Tollers are generally wary of strangers, but if you want a dog to serve as protection, look elsewhere. While they are excellent natural watch dogs, and their barking may be more than enough to scare away a burglar, these dogs are not cut out to protect. They may not lead the burgla to your silver, wagging all the while like a lab or golden, but they also aren’t likely to go for his leg.

#9. Watch your cat
Many tollers do just fine in households with cats or other animals. They do have a strong prey drive, however. If you don’t want your cat chased, this may not be the dog for you. The chasing will be all in fun, but it is likely to happen.

#10. Shedding and Mess
Tollers do blow their coat seasonally, and they are dogs who like to swim and roll and wallow. They are not a dog for the fastidious or the allergic.

These are not little Golden Retrievers! If you can’t keep this dog busy, don’t get this dog. More than many breeds, a Toller is a mental and physical commitment. They are not the dog for everyone, and while we love them dearly, we don’t want to see them in pounds and shelters.

Keep all of this in mind as you consider choosing a “Little Red Retrieving Machine”. With all the posts about all the reasons why someone should consider a Toller is not for them, it made Laurie think of all the reasons why, out of hundreds of breeds, Tollers are the one for her...
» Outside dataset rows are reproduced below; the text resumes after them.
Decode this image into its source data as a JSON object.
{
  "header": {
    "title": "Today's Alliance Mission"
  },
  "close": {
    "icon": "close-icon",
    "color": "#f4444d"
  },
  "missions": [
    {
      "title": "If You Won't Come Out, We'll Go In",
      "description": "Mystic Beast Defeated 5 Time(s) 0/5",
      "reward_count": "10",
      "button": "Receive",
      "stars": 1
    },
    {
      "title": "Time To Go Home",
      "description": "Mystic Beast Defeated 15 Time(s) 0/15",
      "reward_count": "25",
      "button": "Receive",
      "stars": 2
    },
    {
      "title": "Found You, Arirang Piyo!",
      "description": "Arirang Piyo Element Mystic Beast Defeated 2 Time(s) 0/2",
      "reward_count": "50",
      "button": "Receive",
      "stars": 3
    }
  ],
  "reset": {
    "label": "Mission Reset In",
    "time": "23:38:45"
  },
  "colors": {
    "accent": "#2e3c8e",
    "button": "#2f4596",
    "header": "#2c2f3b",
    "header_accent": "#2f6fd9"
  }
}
1. When they look into your eyes, you know they love you (or maybe they are hungry, or want outside, or you’ve hidden the ball again.......)

2. Versatile and adaptable-able to go from couch potato to screaming retriever in mere seconds.

3. Worlds best mood-lifter. If you have a Toller to toss a toy at you, and then do a flying pounce and come bouncing back for another toss, you just have to share their joy of life.

4. Ability to communicate in many ways with us humans.

5. Perfect size.

6. Smart-easily motivated by food, toys, anything that moves.

7. Natural hunting abilities easier for someone like me who doesn’t spend much time training.

8. Their watch-dog abilities without being barky at other times.

9. Lower incidence of health problems. In my lifetime of purebred dogs (4 other breeds), my Tollers are by far the healthiest.

10, Their natural drip-dry coat, beautiful and low maintenance.

SO ..... If after reading all the information
you still feel the Nova Scotia Duck Tolling Retriever is the dog for you/ or your family
~ then go on to the next step:
finding the right breeder and puppy for you; ask questions!